Eurozone leaders are due to begin a scheduled meeting in Brussels about now. They’ll have plenty to discuss. A possible bail-out of Portugal will certainly be on the agenda but it might not make the top of the list. After all,
It would be better for sizable eurozone bail-outs to occur after July 2013. This is the implication of a strange state of affairs in Brussels: namely that policymakers have agreed how to fund the future ESM to its full value, but not its predecessor, the EFSF.
Only about €250bn of the existing €440bn European Financial Stability Facility is available to bail out beleaguered eurozone sovereigns. This is because the fund wants to lend with an AAA rating, but several contributing eurozone sovereigns are rated lower. Increasing the rating is achieved, in effect, by overcollateralising each loan. Now it has been agreed to increase the lending capacity of the EFSF, but no word yet as to how.

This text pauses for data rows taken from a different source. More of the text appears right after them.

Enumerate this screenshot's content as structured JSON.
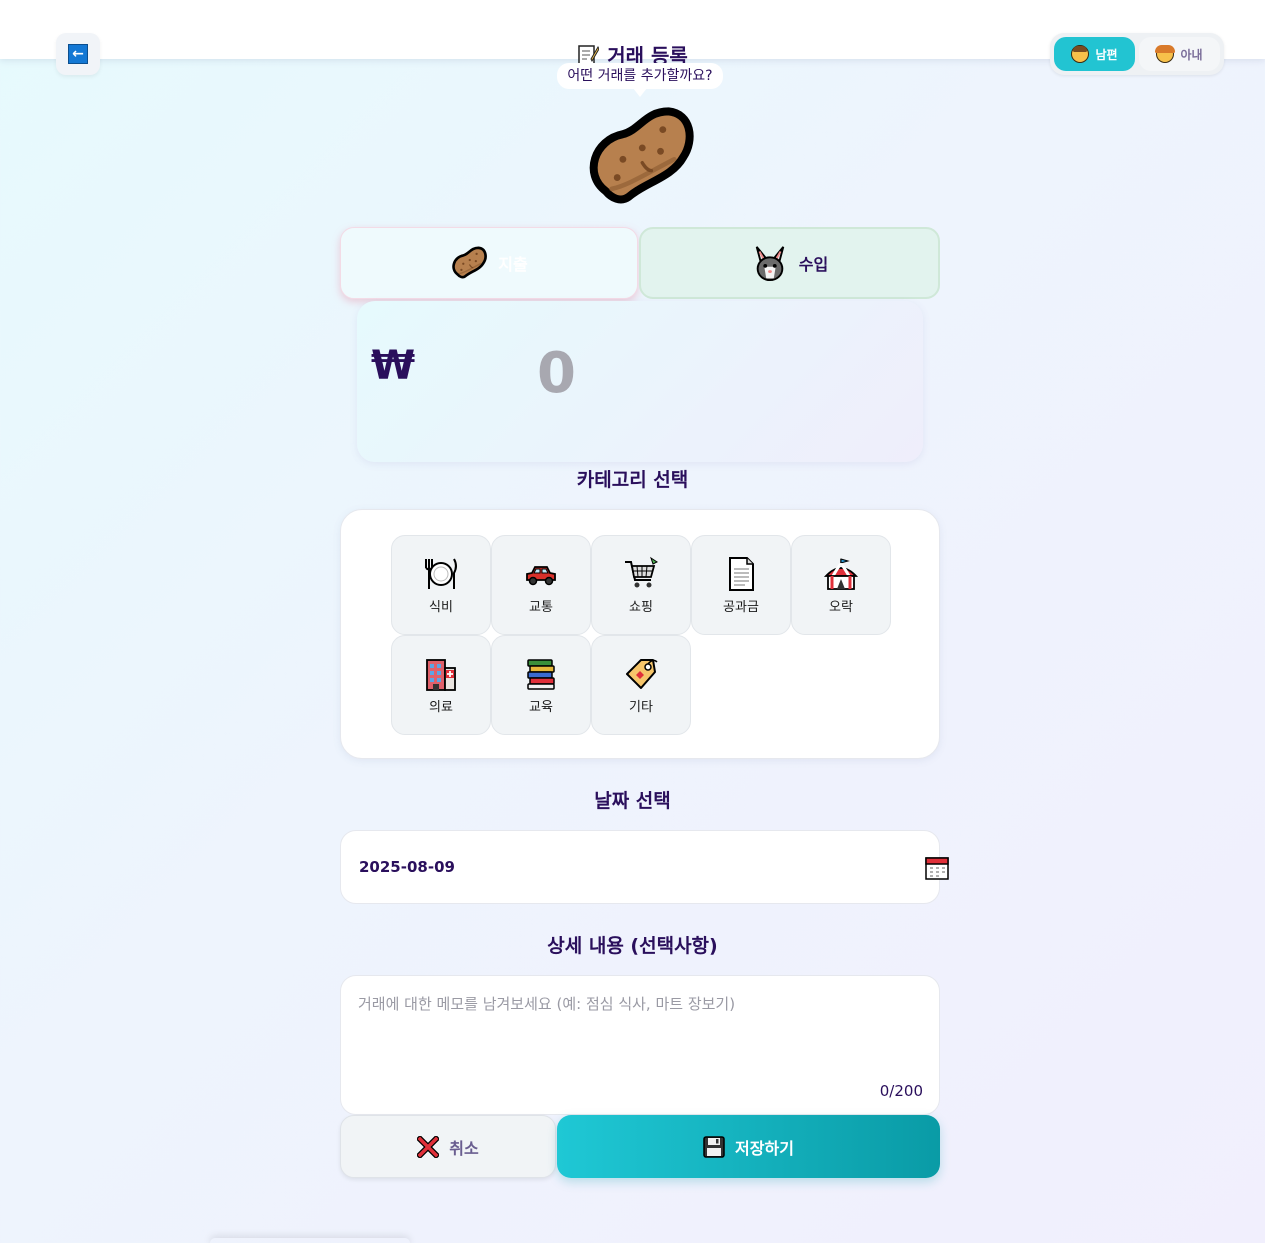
{
  "header": {
    "back_icon": "arrow-left-icon",
    "title_icon": "memo-icon",
    "title": "거래 등록"
  },
  "user_toggle": {
    "options": [
      {
        "label": "남편",
        "icon": "man-face-icon",
        "active": true
      },
      {
        "label": "아내",
        "icon": "woman-face-icon",
        "active": false
      }
    ]
  },
  "mascot": {
    "speech": "어떤 거래를 추가할까요?",
    "icon": "potato-icon"
  },
  "type_tabs": [
    {
      "label": "지출",
      "icon": "potato-icon",
      "active": true
    },
    {
      "label": "수입",
      "icon": "rabbit-icon",
      "active": false
    }
  ],
  "amount": {
    "currency_symbol": "₩",
    "value": "0"
  },
  "category": {
    "section_title": "카테고리 선택",
    "items": [
      {
        "label": "식비",
        "icon": "fork-knife-plate-icon"
      },
      {
        "label": "교통",
        "icon": "car-icon"
      },
      {
        "label": "쇼핑",
        "icon": "shopping-cart-icon"
      },
      {
        "label": "공과금",
        "icon": "document-icon"
      },
      {
        "label": "오락",
        "icon": "circus-tent-icon"
      },
      {
        "label": "의료",
        "icon": "hospital-icon"
      },
      {
        "label": "교육",
        "icon": "books-icon"
      },
      {
        "label": "기타",
        "icon": "tag-icon"
      }
    ]
  },
  "date": {
    "section_title": "날짜 선택",
    "value": "2025-08-09",
    "icon": "calendar-icon"
  },
  "memo": {
    "section_title": "상세 내용 (선택사항)",
    "placeholder": "거래에 대한 메모를 남겨보세요 (예: 점심 식사, 마트 장보기)",
    "value": "",
    "counter": "0/200"
  },
  "actions": {
    "cancel_label": "취소",
    "cancel_icon": "cross-mark-icon",
    "save_label": "저장하기",
    "save_icon": "floppy-disk-icon"
  },
  "colors": {
    "accent": "#22c4d2",
    "save_gradient_start": "#1fc8d5",
    "save_gradient_end": "#0a9ba6",
    "text_primary": "#2a0f5c"
  }
}
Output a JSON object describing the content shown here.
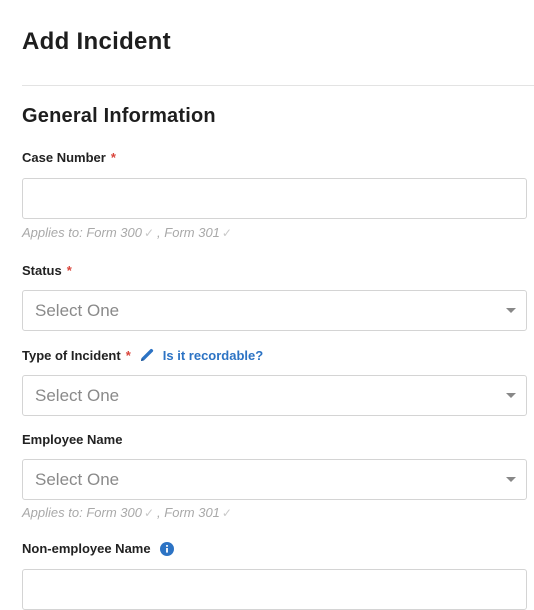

Apparently, further overcollateralisation has been ruled out: according to Citi’s Jurgen Michels, the lending capacity of the eurozone’s transitional measures (currently the EFSF and EFSM) shall never exceed €500bn.
The ban on further overcollateralising the rescue fund might seem odd, since that is partly the solution agreed for the European Stability Mechanism.
Ireland’s new PM turned down an offer to improve the terms of the bail-out deal – and the Irish public are overwhelmingly behind him. Seventy-eight per cent of those polled think Mr Kenny was correct to refuse trading higher corporate tax rates for lower rates on bail-out loans.
Ireland’s troubles remained notably unaddressed in a bold agreement between eurozone ministers early on Saturday morning. In a sign of ongoing market stress, yields on Irish government debt have continued to rise today, unlike those of Greece, Spain and Belgium, which have fallen.